I'm a cat in this scenario, by the way.
Tokyo Jungle is such a simple game, made endlessly replayable by randomness and character choice. All you do, essentially, is eat and mate to survive as long as possible, but your choice of animal, whether you're big or small, herbivore or carnivore, fast or slow, all change the experience of trying to stay alive in post-human Tokyo. It's always different, and it's always exquisitely tense.
The usual combat in an RPG is pretty abstract, basically menu selections as fighting. Select the same options repeatedly, and a number goes up. Theatrhythm Final Fantasy subtly draws attention to this abstraction by swapping the text menus for a rhythm game. Instead of selecting "fight" to damage a boss, you're hitting notes in a classic Final Fantasy theme. It's brilliant even if the metaphor isn't taken far enough in this game.
But it's not even necessary to think that deeply about Theatrhythm. The music is, as expected, sweeping and gorgeous, and the characters are absolutely adorable.
New Super Mario Bros. U
New Super Mario Bros. U was a bit of a slow burn. For the first couple of worlds, it was "this again?" The look, the level design, and especially the music present NSMBU as yet another New Super Mario Bros. game, which interested me very little after the disappointing New Super Mario Bros. 2.
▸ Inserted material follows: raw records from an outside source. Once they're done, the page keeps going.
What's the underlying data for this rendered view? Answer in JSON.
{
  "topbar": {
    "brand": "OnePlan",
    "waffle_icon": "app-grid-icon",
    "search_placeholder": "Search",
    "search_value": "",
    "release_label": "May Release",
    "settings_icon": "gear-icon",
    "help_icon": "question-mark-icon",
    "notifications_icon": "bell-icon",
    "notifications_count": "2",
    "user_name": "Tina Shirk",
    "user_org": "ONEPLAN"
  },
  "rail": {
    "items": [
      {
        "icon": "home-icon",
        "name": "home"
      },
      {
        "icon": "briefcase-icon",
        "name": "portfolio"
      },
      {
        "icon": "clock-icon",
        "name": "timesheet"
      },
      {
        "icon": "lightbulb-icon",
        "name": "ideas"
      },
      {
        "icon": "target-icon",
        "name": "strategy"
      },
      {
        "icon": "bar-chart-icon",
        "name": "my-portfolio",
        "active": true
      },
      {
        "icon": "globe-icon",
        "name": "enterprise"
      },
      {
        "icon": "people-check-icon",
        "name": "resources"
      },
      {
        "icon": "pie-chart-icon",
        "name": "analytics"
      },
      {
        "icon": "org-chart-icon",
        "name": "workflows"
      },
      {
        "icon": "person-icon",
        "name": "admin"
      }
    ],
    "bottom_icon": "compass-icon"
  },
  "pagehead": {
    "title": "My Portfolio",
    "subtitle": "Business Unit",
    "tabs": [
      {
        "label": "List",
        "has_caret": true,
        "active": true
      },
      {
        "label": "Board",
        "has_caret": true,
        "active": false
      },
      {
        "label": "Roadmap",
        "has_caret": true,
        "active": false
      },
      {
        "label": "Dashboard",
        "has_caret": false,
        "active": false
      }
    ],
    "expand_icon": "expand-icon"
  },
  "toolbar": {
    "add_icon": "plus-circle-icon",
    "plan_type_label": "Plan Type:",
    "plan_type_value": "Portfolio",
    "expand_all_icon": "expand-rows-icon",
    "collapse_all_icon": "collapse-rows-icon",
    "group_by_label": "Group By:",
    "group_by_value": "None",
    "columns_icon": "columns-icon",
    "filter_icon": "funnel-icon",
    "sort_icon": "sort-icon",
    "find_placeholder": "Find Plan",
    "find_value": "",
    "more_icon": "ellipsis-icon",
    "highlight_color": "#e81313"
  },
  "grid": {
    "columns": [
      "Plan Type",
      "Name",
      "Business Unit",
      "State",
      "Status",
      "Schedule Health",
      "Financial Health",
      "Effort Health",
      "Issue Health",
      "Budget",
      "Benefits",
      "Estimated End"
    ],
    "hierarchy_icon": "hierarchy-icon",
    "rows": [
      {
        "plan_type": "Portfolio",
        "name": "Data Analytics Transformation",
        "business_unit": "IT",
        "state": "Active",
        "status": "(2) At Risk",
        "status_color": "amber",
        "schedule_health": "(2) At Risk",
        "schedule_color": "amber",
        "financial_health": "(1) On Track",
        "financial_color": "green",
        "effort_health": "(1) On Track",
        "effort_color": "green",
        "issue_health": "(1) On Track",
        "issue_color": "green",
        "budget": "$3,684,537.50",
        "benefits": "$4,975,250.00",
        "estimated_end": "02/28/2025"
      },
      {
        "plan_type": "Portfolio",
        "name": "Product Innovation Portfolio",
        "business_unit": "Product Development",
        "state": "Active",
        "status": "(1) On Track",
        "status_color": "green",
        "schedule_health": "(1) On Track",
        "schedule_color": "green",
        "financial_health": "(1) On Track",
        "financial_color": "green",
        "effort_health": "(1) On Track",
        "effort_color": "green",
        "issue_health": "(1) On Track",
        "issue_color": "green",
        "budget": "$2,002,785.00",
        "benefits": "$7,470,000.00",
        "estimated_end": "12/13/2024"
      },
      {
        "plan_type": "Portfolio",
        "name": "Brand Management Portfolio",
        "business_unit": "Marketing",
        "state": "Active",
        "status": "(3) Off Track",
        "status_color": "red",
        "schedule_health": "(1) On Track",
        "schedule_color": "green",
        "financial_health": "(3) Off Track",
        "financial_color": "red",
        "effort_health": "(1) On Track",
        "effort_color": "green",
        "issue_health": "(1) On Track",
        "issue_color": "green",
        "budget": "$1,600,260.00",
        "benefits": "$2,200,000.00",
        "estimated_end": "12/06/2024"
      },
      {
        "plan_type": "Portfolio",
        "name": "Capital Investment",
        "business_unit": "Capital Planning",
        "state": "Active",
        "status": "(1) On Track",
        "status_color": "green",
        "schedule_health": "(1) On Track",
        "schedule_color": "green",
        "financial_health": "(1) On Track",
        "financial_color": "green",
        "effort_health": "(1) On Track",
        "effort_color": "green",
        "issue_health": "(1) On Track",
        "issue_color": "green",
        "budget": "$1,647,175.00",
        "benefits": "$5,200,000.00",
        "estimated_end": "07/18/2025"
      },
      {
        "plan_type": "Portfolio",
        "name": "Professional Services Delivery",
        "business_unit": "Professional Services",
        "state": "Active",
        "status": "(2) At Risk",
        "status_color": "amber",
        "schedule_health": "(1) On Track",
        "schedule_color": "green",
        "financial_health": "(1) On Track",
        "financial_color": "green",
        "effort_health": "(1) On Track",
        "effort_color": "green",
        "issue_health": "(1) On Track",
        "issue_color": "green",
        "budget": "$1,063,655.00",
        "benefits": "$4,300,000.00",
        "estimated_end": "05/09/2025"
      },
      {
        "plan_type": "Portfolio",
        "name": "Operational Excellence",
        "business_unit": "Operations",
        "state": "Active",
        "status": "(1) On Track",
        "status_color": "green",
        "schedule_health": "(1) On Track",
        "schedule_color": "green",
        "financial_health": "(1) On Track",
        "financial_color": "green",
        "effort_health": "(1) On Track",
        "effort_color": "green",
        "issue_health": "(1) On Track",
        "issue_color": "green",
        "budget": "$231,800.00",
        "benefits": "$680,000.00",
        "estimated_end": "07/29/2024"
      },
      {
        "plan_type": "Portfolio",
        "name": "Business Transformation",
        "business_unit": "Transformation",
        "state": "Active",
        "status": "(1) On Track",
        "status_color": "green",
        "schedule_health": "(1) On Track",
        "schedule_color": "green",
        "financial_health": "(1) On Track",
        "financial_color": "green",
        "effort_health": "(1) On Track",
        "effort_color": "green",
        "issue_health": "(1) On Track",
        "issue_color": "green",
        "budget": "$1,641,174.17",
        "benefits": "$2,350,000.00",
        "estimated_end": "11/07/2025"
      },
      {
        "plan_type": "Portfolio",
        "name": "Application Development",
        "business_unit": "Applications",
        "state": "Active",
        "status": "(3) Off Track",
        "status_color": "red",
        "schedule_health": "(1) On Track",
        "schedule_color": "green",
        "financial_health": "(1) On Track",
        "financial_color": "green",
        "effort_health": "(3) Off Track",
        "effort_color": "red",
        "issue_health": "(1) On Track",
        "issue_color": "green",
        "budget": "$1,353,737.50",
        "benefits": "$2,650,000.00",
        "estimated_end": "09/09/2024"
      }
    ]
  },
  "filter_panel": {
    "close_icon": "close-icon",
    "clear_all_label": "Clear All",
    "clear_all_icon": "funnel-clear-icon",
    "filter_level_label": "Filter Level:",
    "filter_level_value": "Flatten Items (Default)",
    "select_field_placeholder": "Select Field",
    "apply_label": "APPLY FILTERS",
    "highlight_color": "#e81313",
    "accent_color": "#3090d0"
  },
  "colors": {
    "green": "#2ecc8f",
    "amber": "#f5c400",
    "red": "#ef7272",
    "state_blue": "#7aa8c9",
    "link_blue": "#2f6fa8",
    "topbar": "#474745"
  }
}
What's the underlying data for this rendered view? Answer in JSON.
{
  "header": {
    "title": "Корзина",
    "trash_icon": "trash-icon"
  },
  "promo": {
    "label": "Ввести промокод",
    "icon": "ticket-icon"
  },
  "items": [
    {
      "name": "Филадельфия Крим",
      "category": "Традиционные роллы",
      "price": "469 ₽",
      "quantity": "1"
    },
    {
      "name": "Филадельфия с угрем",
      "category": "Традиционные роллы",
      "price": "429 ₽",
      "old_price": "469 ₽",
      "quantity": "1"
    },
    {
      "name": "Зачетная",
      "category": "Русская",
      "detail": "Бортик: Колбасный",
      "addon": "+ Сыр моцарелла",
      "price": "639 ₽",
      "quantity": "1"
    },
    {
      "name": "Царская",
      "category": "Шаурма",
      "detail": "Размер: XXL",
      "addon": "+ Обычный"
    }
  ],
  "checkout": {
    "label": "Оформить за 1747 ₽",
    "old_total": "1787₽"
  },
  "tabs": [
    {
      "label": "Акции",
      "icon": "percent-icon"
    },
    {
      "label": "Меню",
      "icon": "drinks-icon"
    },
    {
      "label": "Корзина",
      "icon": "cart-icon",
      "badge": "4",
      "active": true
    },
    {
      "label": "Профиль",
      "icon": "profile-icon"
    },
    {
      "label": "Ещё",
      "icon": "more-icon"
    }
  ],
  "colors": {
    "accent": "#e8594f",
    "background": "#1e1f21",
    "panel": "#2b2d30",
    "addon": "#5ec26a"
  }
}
But as I progressed, the levels started getting more joyfully inventive. By the time I was jumping from giant beetle to giant beetle (above), I was a convert. New Super Mario Bros. U transcends its New Super Mario Bros. trappings and approaches, well, Mario.
I played the first Persona briefly when it came out on the PlayStation, but it was a bit too obtuse, and my interest in RPGs too casual, for it to make any sense. As a result, the whole series carried a Not For Me stigma, until I finally succumbed to peer pressure and checked out the Vita port of Persona 4. (So, not really a 2012 game for awards purposes, and thus not submitted for consideration.)
I am now a nascent Persona fan, eager to go back and replay everything. I have since purchased Persona 4 Arena, a fighting game, for the story.
You don't even really have to be an RPG person to have a meaningful experience with this game. In fact, the whole dungeon RPG thing, which is ostensibly the reason you do everything in the other parts of the game, feels ancillary. Living the normal life of a high schooler in a small Japanese town, getting to know your friends (nominally in order to build "Social Links" that make you more powerful in battle), joining clubs in school and taking on after-school jobs (to raise personality stats) are all more rewarding than fighting monsters.
And that's why I played on Very Easy difficulty.